Kilonshele everybody. It’s been a while, hope you haven’t missed me. Its seven days since I returned to the UK after my trip, and I am beginning to recover from my holiday blues. I have had a chance to reflect on my trip, and I feel that it as one the best decisions I have made in my life. Toward the end of the trip, I began to think about what I would write about in my final blog. It was gonna be poignant, heart-warming and …………… 1st of November arrived and I did not write a single sentence. I had forgotten that my best writing comes when I don’t plan or think too long about what I want to write. Well now I am in the zone, so here we go………..
I got the inspiration to write this post at Euston underground station on my way home from work at a snail’s pace trying to get on to the escalator. It highlighted the difference a week makes. As people complained about the traffic on the way home in Lagos, people in London complained about the packed underground trains- it’s all relative. Pic below.
The last week of my trip was pretty uneventful; I hung out with Titi most of time and just relaxed. I took my mother and Oba to watch SARO in Lekki on Sunday and I saw my boy Olu who was visiting Nigeria from the Uk with his son. As my journey drew to a close, I realised that it wasn’t long enough. I didn’t execute all the things I had planned for the trip but I had accomplished more than I expected. The trip had given me the belief and renewed focus to work towards making my dreams a reality. I had made new friends, renewed friendships, reconnected with family and accomplished my ultimate goal of feeling at home in Nigeria.
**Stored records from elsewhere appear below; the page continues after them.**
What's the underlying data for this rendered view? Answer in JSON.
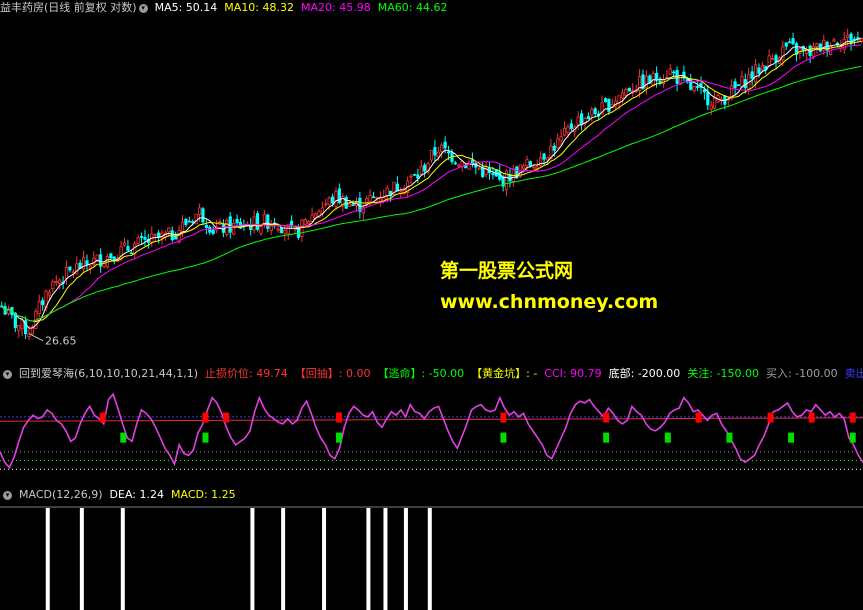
{
  "main_legend": {
    "title": "益丰药房(日线 前复权 对数)",
    "items": [
      {
        "label": "MA5: 50.14",
        "color": "#ffffff"
      },
      {
        "label": "MA10: 48.32",
        "color": "#ffff00"
      },
      {
        "label": "MA20: 45.98",
        "color": "#ff00ff"
      },
      {
        "label": "MA60: 44.62",
        "color": "#00ff00"
      }
    ]
  },
  "low_label": "26.65",
  "mid_legend": {
    "items": [
      {
        "label": "回到爱琴海(6,10,10,10,21,44,1,1)",
        "color": "#c8c8c8"
      },
      {
        "label": "止损价位: 49.74",
        "color": "#ff3232"
      },
      {
        "label": "【回抽】: 0.00",
        "color": "#ff3232"
      },
      {
        "label": "【逃命】: -50.00",
        "color": "#00ff00"
      },
      {
        "label": "【黄金坑】: -",
        "color": "#ffff00"
      },
      {
        "label": "CCI: 90.79",
        "color": "#ff00ff"
      },
      {
        "label": "底部: -200.00",
        "color": "#ffffff"
      },
      {
        "label": "关注: -150.00",
        "color": "#00ff00"
      },
      {
        "label": "买入: -100.00",
        "color": "#a0a0a0"
      },
      {
        "label": "卖出",
        "color": "#3c3cff"
      }
    ]
  },
  "macd_legend": {
    "items": [
      {
        "label": "MACD(12,26,9)",
        "color": "#c8c8c8"
      },
      {
        "label": "DEA: 1.24",
        "color": "#ffffff"
      },
      {
        "label": "MACD: 1.25",
        "color": "#ffff00"
      }
    ]
  },
  "watermark": {
    "line1": "第一股票公式网",
    "line2": "www.chnmoney.com"
  },
  "colors": {
    "up": "#ff3232",
    "down": "#00ffff",
    "bg": "#000000",
    "ma5": "#ffffff",
    "ma10": "#ffff00",
    "ma20": "#ff00ff",
    "ma60": "#00ff00",
    "cci": "#e040e0"
  },
  "chart_data": [
    {
      "type": "candlestick",
      "title": "益丰药房(日线 前复权 对数)",
      "log_scale": true,
      "ylim": [
        25.5,
        54
      ],
      "min_marker": 26.65,
      "ma_latest": {
        "MA5": 50.14,
        "MA10": 48.32,
        "MA20": 45.98,
        "MA60": 44.62
      },
      "price_path": [
        [
          0,
          28.2
        ],
        [
          4,
          27.1
        ],
        [
          8,
          26.65
        ],
        [
          14,
          29.5
        ],
        [
          22,
          30.8
        ],
        [
          30,
          31.5
        ],
        [
          40,
          32.5
        ],
        [
          50,
          33.2
        ],
        [
          58,
          35.0
        ],
        [
          62,
          33.6
        ],
        [
          70,
          33.9
        ],
        [
          80,
          34.3
        ],
        [
          86,
          33.2
        ],
        [
          92,
          35.0
        ],
        [
          98,
          36.2
        ],
        [
          104,
          35.4
        ],
        [
          112,
          36.5
        ],
        [
          122,
          38.0
        ],
        [
          128,
          40.5
        ],
        [
          134,
          39.4
        ],
        [
          140,
          38.6
        ],
        [
          146,
          37.5
        ],
        [
          156,
          39.2
        ],
        [
          164,
          41.2
        ],
        [
          168,
          43.0
        ],
        [
          176,
          44.2
        ],
        [
          184,
          46.5
        ],
        [
          190,
          47.2
        ],
        [
          196,
          48.3
        ],
        [
          200,
          46.8
        ],
        [
          206,
          45.6
        ],
        [
          210,
          45.0
        ],
        [
          214,
          46.0
        ],
        [
          222,
          48.5
        ],
        [
          230,
          51.0
        ],
        [
          236,
          50.2
        ],
        [
          244,
          51.8
        ],
        [
          252,
          52.0
        ]
      ]
    },
    {
      "type": "line",
      "name": "CCI",
      "ylim": [
        -250,
        300
      ],
      "levels": {
        "sell": 100,
        "buy": -100,
        "focus": -150,
        "bottom": -200
      },
      "values": [
        -100,
        -160,
        -190,
        -130,
        -40,
        40,
        80,
        110,
        90,
        100,
        140,
        120,
        80,
        60,
        20,
        -40,
        -20,
        60,
        120,
        160,
        110,
        90,
        60,
        200,
        230,
        150,
        60,
        -20,
        -40,
        60,
        140,
        120,
        90,
        40,
        -20,
        -80,
        -120,
        -170,
        -60,
        -110,
        -120,
        -90,
        10,
        60,
        140,
        210,
        180,
        120,
        40,
        -20,
        -60,
        -40,
        -20,
        20,
        130,
        210,
        150,
        110,
        90,
        70,
        60,
        90,
        60,
        80,
        150,
        190,
        120,
        40,
        -20,
        -60,
        -120,
        -140,
        -80,
        40,
        120,
        160,
        140,
        110,
        100,
        130,
        70,
        40,
        90,
        130,
        110,
        140,
        100,
        170,
        130,
        120,
        90,
        130,
        150,
        160,
        90,
        20,
        -40,
        -80,
        -10,
        60,
        140,
        160,
        170,
        140,
        130,
        140,
        210,
        150,
        110,
        130,
        100,
        120,
        60,
        20,
        -20,
        -60,
        -120,
        -140,
        -80,
        -20,
        40,
        120,
        170,
        190,
        180,
        200,
        160,
        130,
        100,
        150,
        120,
        80,
        60,
        80,
        160,
        130,
        110,
        60,
        30,
        20,
        40,
        70,
        120,
        140,
        150,
        210,
        180,
        130,
        140,
        110,
        80,
        110,
        120,
        60,
        20,
        -30,
        -80,
        -140,
        -160,
        -140,
        -120,
        -60,
        -10,
        60,
        130,
        140,
        160,
        180,
        130,
        100,
        110,
        140,
        130,
        170,
        140,
        110,
        130,
        100,
        120,
        90,
        -20,
        -60,
        -120,
        -160
      ],
      "signals": {
        "red": [
          10,
          20,
          22,
          33,
          49,
          59,
          68,
          75,
          79,
          83
        ],
        "green": [
          12,
          20,
          33,
          49,
          59,
          65,
          71,
          77,
          83
        ]
      }
    },
    {
      "type": "bar",
      "name": "MACD(12,26,9)",
      "latest": {
        "DEA": 1.24,
        "MACD": 1.25
      },
      "signal_bars": [
        14,
        24,
        36,
        74,
        83,
        95,
        108,
        113,
        119,
        126
      ]
    }
  ]
}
I experienced different enviroments within days or even miles from each other. For example, one day I was having lunch with the Governor of Ogun state and Royalty, the very next morning I was eating at a Buka (local eatery). Eating at Bukas was probably one of my greatest experiences, because it provides people with a relaxed environment to eat good food, relax and mix with people from all walks of life. There is a classless society within a Buka, multi-millionaire or pauper, everyone is welcome to sit and eat at the same table- everyone is equal. The world would be a much better place it was like a buka. The gap between the rich and the poor was one of the most significant things which impacted me. This was epitomised on the day I took public transport from Victoria Island to my hotel in Ikeja. On the island, I saw the rich side of society; big expensive cars, grand houses and yachts as far the eye could see. Within 20 minutes while I was on the bus at Obelende, an old woman came to the entrance of the bus begging for money. She looked frail and un-kept, I gave her =N=100 and the prayers she said for me was priceless.
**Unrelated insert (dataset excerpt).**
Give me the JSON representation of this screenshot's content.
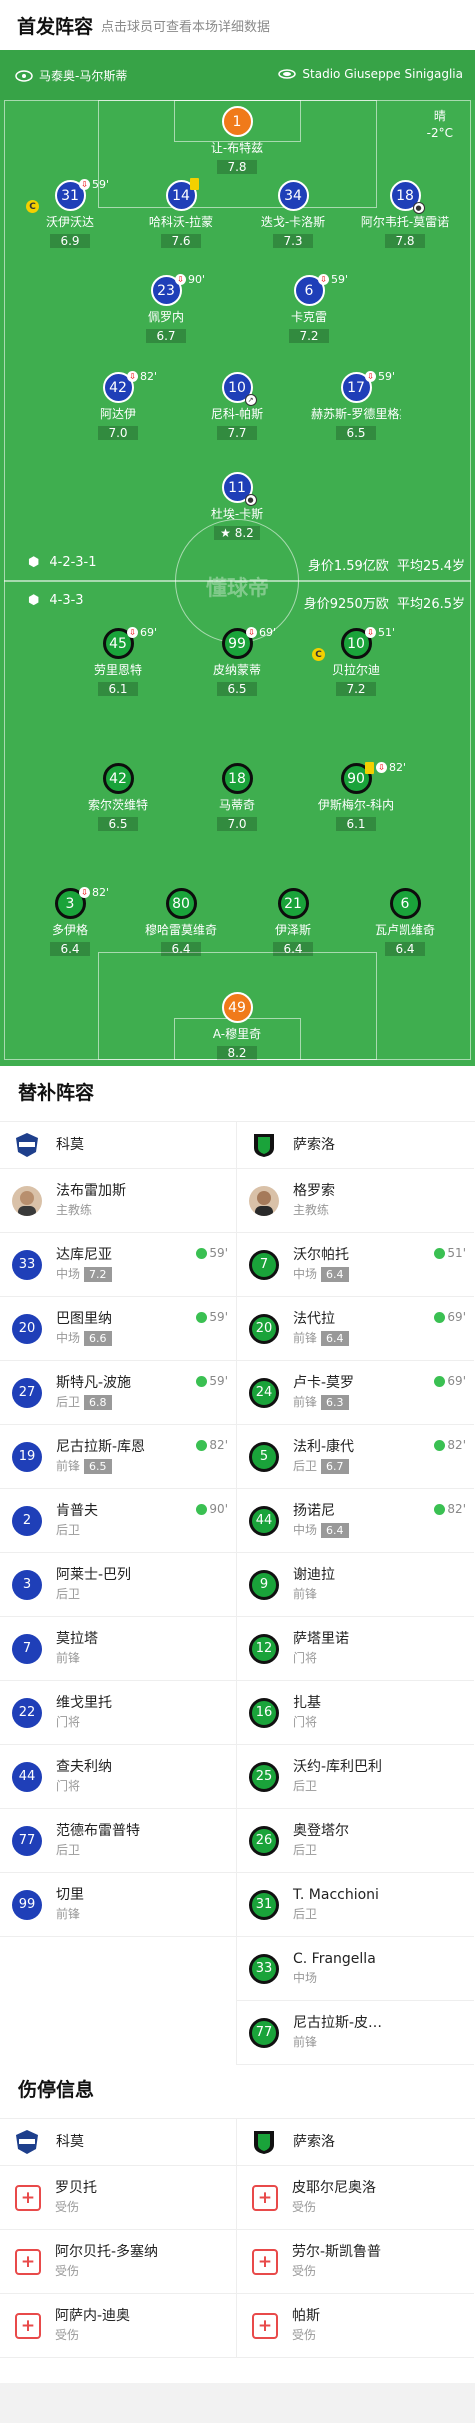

Despite all the obvious issues with the country, the most meaningful moment of my trip was of the young street hawker who worked so hard for =N=100 (Never Expect Power Always). It epitomised the hope of a better tomorrow which every Nigerian believes.
I have met a lot of special people of the journey, it has been a life changing experience and I am thankful for grabbing the opportunity when it came round.
This will be my last post for a while; I need to concentrate on my 2nd Novel and a number of other projects I am working on. Thank you all for your support and comments, it inspired me to continue to write every day and it has made me a better writer.
Till next time…………………….KKB out